The Environmental Conservation framework2 for instance has two pathways at Level 2 and Level 3. Job roles at Level 2 may include: estate worker, ranger, conservation officer, dry stone waller, education officer or community officer. Job roles at Level 3 may include: access/recreation officer, ecologist, environmental management officer, senior ranger, education officer or senior estate worker.

A key factor for a successful apprenticeship is finding a training provider that understands your business and will support you throughout the journey. You can get started by using the Find a Training Provider3 tool on, or by calling the National Apprenticeship Service’s Small Business Team on 08000 150 600. Remember that you don’t need to choose the first training provider that you speak to, it’s important to shop around and find one that is right for your business. Read our guide on how to choose a training provider4 to help you know what questions to ask. Another useful source of support is to join Apprenticemakers, the free nationwide community for apprentice employers in all sectors, and at all stages of the apprenticeship journey, to gain support and guidance from other businesses that have been through the process.
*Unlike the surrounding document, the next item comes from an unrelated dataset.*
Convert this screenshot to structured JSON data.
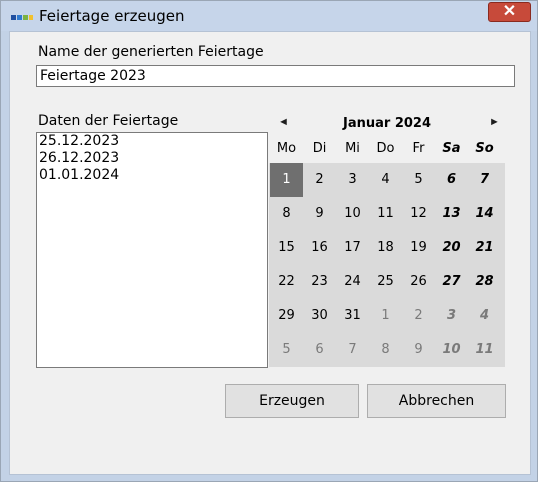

Once you’ve found a training provider, they should be able to help you identify which framework and level would work best for the job role you want to fill. They will often help with other areas too, such as advertising your vacancy (assuming it’s not an existing employee), shortlisting candidates, and managing the paperwork associated with grants and funding once a candidate has been chosen.

So how much does it cost to employ and train an apprentice? The minimum salary for apprentices is lower than the national average in order to encourage more employers to choose the apprenticeship route. For 16-18 year olds and those that are 19+ in their first year the National Minimum Wage5 for apprentices is £3.30 an hour. For those 19+ in their second year and anyone 24+, it’s the minimum wage for their age. Many employers offer more than the minimum wage in order to attract the right candidate. An associated incentive for employers is that National Insurance Contributions (NIC) for apprentices under 25 are soon to be abolished (from April 2016).

The training costs are likely to be partly or fully funded. The size of the contribution (provided by the Skills Funding Agency, via the training organisation), varies depending on the age of the apprentice when they start their training. As a guide, the training is free for 16 to 18 year olds, there’s a 50% contribution required for 19-23 year olds, and if the apprentice is 24+, the apprenticeship training is normally paid for by the employer or the apprentice themselves, although again it’s worth looking around to see if there is access to any other funds to support the training costs. Individuals at 24+ are often contributing a great deal to a business, therefore paying for training can still be an attractive option for employers. Likewise, more mature apprentices are often keen to develop their skills and can access 24+ Advanced Learning Loans6, to help them fund the training.

In addition to the lower employment costs and funded training, small businesses might also be eligible for the Apprenticeship Grant for Employers (AGE)7. This is for employers that have less than 50 employees and where your apprentice is aged 16 to 24. Businesses that fit the criteria can claim support for up to 5 apprentices, and the grant tends to arrive about 13 weeks after the apprentice starts.

Apprenticeships present a significant opportunity to small businesses and are an invaluable way to retain important skills that are at risk of dying out without supported training. At Apprenticemakers we meet businesses every day that have not only enjoyed additional success and growth as a result of their apprenticeship programmes, they are keen to share their knowledge and experience to ensure other businesses don’t miss out on the opportunity.

If you’re interested in apprenticeships for your business, get started today by visiting and sign up to the national community of apprenticeship employers on








Check: Feb17

First published in CJS Focus on Volunteering in association with The Conservation Volunteers (TCV) on 15 February 2016